We've also updated our CrackLib dictionaries to include 415 new words that we have found to be quite common passwords. While we don't think this will solve all of the problems, we plan to look at this again in about a month to see what sort of progress has been made. We also will be forcing users with a password that CrackLib does not approve of to change it. The messaging with this further explains the reasoning and I hope our News post will also do a good job of addressing this; we all know it will piss off a good deal of users. In the end though, these changes are not just to help reduce abuse case load, but to protect you and your account's security. I would like to hear if you run into specific issues with all of this where you feel the system is not acting correctly. While I know that I cannot appease everyone with this, I at least ask you all to give us the benefit of the doubt that we aren't just trying to screw you or make your life more difficult.


( 7 comments — Leave a comment )
Oct. 28th, 2005 05:54 am (UTC)
Makes sense to me :p
Oct. 28th, 2005 05:57 am (UTC)
Running some statistics we saw that many users share the same password as others, thus creating havoc for our abuse team in terms of account break-ins

I don't get the correlation there... People accidently logging into the wrong account because the passwords happened to be the same? That's rather lucky of them.
Oct. 28th, 2005 05:59 am (UTC)
No, much more people trying to hijack accounts by guessing what these common passwords are and brute forcing logins until they find one that works.
Nov. 2nd, 2005 05:40 am (UTC)
Which of the following does LJ use to inhibit brute force and dictionary attacks?

1. time delay between login attempts for each account, so you can't try 1,000 times per second.

2. Blocking logins after multiple failures unless the attempt is from a previously successfully used IP address range.

3. Requiring a kaptcha after n failed attempts. to inhibit automated attacks.

Nov. 2nd, 2005 06:45 am (UTC)
We do the first one, as failed attempts increase we add rate limiting that increases wait time as they continue to fail.

Two is part of one although we don't store IP information from previous logins. We never want to store more information then we really ever need to in regards to IP addresses. The less we have, the less we can be court ordered to give.

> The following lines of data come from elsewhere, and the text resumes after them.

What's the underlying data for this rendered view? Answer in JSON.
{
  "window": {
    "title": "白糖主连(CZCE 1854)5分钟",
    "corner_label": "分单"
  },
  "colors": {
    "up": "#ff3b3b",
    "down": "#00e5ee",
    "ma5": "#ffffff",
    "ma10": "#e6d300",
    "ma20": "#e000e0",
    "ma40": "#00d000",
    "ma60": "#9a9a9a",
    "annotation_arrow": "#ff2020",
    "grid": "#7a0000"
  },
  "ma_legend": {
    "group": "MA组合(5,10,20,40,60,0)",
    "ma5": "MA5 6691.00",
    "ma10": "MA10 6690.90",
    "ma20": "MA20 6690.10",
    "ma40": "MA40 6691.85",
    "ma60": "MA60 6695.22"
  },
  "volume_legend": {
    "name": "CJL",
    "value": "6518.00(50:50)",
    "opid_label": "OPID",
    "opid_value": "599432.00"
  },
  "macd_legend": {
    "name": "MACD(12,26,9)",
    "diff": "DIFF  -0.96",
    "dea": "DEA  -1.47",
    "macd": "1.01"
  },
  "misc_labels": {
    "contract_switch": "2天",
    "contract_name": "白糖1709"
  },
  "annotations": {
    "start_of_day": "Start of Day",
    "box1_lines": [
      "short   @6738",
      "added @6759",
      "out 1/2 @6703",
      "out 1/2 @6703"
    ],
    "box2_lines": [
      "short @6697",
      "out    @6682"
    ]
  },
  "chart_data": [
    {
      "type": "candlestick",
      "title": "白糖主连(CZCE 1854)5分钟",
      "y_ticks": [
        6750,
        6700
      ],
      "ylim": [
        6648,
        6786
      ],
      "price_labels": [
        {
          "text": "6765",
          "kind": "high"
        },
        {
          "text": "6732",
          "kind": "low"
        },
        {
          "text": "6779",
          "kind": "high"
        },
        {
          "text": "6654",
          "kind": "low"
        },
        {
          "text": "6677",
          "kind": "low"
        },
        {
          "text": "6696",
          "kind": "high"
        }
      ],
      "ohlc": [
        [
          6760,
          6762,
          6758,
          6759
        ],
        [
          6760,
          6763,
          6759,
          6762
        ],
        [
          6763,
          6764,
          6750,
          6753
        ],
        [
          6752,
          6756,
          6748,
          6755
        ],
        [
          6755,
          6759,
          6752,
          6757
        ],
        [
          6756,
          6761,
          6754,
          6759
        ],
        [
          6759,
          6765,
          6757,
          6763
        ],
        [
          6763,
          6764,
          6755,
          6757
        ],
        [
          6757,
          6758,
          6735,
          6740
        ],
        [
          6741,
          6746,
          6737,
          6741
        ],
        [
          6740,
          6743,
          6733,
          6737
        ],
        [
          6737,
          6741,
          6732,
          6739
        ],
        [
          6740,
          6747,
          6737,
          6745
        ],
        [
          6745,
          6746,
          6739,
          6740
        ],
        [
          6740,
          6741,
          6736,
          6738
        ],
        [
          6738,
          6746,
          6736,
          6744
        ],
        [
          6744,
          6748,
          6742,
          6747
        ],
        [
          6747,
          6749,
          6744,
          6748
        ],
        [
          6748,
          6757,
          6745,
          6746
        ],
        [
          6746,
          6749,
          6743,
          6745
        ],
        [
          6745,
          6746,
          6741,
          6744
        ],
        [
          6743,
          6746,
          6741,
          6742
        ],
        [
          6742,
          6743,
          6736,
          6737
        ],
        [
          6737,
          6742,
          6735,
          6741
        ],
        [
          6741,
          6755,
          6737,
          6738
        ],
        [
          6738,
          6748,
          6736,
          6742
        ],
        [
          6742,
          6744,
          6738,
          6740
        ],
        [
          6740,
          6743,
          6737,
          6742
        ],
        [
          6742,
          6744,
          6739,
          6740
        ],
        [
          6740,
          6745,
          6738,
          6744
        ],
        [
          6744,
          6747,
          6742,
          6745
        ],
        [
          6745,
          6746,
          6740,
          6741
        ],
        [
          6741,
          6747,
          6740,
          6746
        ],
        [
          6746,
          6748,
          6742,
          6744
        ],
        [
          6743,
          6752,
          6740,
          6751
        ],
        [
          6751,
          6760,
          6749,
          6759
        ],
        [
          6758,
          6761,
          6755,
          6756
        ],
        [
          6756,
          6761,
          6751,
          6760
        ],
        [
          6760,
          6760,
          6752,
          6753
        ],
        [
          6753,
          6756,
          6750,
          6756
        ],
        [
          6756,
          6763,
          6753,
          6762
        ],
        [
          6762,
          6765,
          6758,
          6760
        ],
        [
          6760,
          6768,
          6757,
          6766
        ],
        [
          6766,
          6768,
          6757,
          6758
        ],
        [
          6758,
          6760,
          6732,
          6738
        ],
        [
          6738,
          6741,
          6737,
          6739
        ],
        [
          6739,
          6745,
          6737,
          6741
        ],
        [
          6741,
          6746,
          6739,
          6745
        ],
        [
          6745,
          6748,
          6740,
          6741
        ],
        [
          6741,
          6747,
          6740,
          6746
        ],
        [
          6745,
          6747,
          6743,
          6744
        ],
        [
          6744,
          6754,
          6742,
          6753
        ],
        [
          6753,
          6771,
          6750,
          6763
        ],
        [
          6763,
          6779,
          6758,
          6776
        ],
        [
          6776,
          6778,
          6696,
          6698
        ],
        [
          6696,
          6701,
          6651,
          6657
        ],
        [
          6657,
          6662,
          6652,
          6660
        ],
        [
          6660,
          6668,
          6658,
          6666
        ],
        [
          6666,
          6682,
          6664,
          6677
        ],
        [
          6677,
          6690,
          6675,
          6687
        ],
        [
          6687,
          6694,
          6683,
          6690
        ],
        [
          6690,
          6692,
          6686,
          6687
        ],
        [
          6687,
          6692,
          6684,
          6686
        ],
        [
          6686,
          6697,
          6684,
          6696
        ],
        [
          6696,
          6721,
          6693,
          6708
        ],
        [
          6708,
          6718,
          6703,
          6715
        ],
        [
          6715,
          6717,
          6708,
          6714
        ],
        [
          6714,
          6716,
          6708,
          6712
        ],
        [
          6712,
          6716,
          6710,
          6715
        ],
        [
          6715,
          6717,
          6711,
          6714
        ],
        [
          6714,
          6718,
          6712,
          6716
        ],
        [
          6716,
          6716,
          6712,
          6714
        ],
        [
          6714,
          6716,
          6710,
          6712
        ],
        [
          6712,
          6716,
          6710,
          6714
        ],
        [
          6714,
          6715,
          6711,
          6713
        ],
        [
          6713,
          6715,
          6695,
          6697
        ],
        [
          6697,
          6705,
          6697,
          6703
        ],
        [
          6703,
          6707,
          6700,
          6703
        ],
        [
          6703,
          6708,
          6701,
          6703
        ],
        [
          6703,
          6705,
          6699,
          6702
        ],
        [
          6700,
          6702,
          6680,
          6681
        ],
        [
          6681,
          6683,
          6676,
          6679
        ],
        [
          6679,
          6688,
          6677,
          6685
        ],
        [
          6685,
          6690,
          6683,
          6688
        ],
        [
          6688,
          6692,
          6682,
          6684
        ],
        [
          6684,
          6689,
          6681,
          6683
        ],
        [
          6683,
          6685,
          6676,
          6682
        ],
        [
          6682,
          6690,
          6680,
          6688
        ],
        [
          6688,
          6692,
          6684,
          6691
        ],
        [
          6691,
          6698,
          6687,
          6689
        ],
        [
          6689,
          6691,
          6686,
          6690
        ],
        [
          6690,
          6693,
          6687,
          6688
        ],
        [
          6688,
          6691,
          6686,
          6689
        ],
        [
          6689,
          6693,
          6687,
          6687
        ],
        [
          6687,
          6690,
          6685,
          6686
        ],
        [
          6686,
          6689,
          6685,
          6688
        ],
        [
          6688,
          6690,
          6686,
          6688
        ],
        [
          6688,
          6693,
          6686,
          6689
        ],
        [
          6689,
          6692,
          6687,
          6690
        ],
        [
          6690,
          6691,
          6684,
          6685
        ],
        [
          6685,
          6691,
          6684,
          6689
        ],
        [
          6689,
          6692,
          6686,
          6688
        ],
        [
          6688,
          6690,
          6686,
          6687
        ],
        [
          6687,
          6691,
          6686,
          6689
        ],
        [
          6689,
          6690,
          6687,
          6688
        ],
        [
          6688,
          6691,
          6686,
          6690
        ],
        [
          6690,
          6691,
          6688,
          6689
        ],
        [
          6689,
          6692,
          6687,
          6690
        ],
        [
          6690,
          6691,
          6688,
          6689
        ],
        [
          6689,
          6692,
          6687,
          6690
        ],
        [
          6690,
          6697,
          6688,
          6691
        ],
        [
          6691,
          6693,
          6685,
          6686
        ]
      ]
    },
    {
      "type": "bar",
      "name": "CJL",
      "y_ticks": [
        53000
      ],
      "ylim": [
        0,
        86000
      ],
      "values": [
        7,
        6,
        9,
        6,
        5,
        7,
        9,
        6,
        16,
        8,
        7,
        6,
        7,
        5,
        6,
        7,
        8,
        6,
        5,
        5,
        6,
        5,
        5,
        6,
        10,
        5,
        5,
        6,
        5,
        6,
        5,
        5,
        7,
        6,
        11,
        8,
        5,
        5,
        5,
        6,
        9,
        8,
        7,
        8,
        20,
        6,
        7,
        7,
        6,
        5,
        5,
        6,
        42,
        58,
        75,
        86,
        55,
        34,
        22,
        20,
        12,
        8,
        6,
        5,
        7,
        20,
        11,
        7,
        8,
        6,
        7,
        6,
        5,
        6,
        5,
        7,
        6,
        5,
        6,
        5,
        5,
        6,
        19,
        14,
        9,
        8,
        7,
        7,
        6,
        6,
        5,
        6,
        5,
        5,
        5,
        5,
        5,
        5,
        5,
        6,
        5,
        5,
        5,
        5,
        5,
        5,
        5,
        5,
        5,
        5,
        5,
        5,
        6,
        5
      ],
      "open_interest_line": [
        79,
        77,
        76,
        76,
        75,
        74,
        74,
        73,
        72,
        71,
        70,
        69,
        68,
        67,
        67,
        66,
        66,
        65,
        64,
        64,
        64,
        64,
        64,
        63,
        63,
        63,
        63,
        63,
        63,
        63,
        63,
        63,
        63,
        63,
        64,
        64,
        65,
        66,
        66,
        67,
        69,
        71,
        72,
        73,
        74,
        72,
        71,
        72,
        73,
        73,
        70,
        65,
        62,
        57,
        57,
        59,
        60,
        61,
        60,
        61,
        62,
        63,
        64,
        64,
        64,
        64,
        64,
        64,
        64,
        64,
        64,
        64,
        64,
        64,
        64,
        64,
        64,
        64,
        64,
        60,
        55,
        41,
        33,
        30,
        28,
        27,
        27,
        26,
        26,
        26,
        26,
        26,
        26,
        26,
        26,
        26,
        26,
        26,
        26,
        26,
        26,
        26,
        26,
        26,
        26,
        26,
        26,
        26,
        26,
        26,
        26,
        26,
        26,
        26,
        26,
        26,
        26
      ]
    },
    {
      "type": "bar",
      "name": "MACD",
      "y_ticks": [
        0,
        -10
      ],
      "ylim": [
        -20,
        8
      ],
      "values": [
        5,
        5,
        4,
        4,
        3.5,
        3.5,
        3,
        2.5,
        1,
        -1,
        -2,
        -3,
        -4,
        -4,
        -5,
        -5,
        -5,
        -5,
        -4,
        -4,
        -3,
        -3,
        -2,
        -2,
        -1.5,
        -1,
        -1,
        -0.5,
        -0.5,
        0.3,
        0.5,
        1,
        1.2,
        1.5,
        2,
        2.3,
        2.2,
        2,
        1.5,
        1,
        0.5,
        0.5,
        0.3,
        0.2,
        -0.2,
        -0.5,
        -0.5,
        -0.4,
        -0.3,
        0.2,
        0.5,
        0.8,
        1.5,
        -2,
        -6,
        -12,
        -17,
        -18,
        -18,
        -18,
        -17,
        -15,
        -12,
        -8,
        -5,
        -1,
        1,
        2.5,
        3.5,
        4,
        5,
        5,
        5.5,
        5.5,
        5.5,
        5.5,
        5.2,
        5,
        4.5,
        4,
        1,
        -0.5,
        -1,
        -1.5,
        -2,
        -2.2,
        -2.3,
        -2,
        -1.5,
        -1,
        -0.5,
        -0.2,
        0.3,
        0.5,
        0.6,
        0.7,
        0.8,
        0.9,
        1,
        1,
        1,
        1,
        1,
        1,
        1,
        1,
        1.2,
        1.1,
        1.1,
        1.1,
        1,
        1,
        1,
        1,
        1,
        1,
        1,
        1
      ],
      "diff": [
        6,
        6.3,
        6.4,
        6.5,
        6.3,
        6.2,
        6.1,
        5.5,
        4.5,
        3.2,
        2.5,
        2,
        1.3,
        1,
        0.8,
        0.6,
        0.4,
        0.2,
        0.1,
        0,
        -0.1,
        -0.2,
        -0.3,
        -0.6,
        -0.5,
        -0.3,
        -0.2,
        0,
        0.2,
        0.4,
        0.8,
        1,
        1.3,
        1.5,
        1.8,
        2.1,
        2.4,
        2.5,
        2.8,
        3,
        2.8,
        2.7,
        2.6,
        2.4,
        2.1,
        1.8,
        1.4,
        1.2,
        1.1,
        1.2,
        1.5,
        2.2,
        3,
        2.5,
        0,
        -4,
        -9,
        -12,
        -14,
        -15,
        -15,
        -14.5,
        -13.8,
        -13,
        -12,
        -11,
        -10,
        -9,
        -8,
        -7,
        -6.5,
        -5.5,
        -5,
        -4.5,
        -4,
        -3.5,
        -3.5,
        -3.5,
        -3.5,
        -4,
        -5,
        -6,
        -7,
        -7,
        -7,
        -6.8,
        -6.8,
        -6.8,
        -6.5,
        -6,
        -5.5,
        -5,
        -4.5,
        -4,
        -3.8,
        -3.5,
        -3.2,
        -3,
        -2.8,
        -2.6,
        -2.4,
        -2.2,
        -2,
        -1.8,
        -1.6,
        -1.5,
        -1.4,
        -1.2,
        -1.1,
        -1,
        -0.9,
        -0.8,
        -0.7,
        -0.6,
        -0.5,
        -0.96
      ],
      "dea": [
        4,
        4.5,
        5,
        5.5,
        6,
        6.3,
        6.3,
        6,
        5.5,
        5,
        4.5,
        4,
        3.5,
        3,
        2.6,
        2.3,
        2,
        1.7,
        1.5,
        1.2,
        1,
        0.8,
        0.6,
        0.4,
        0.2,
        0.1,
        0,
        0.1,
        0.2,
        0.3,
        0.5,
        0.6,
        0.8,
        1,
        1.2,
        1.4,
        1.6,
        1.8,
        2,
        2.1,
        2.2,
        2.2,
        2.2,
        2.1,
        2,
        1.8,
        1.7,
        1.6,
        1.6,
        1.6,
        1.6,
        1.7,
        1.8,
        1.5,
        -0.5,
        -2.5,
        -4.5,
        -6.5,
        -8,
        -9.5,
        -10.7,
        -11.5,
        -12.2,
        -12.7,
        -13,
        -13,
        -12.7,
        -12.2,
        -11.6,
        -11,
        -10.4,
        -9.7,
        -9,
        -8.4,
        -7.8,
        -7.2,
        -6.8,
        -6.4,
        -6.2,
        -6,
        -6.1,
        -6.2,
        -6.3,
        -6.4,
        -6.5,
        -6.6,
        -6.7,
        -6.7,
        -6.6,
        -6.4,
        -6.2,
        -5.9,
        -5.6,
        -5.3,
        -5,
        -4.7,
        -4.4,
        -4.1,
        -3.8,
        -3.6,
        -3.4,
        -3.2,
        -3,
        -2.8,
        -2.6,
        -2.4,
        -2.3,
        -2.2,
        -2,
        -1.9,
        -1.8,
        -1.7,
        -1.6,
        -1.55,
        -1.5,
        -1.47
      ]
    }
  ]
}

I'm not sure if we do this or not, although it seems reasonable. Then again, apparently our captchas can be broken by programs fairly easily so improving them would first be required.
Oct. 28th, 2005 11:00 am (UTC)
Wow. I am really surprised, but there has been almost no kvetching on my flist. Which is unusual, because kvetching is sort of the mothership for my flist.

(And, hey, who knew that my ten-digit, sentence-formed letter/number/symbol password was insecure?)
Oct. 28th, 2005 11:48 am (UTC)
There are a couple of pws that were like that. It was fun a couple of weeks ago when some clever fellow *cough* decided to try some of the more common ones against users' accounts.

Since you're former AT, you'll get this:

I beat the record of most AP in a single day.
( 7 comments — Leave a comment )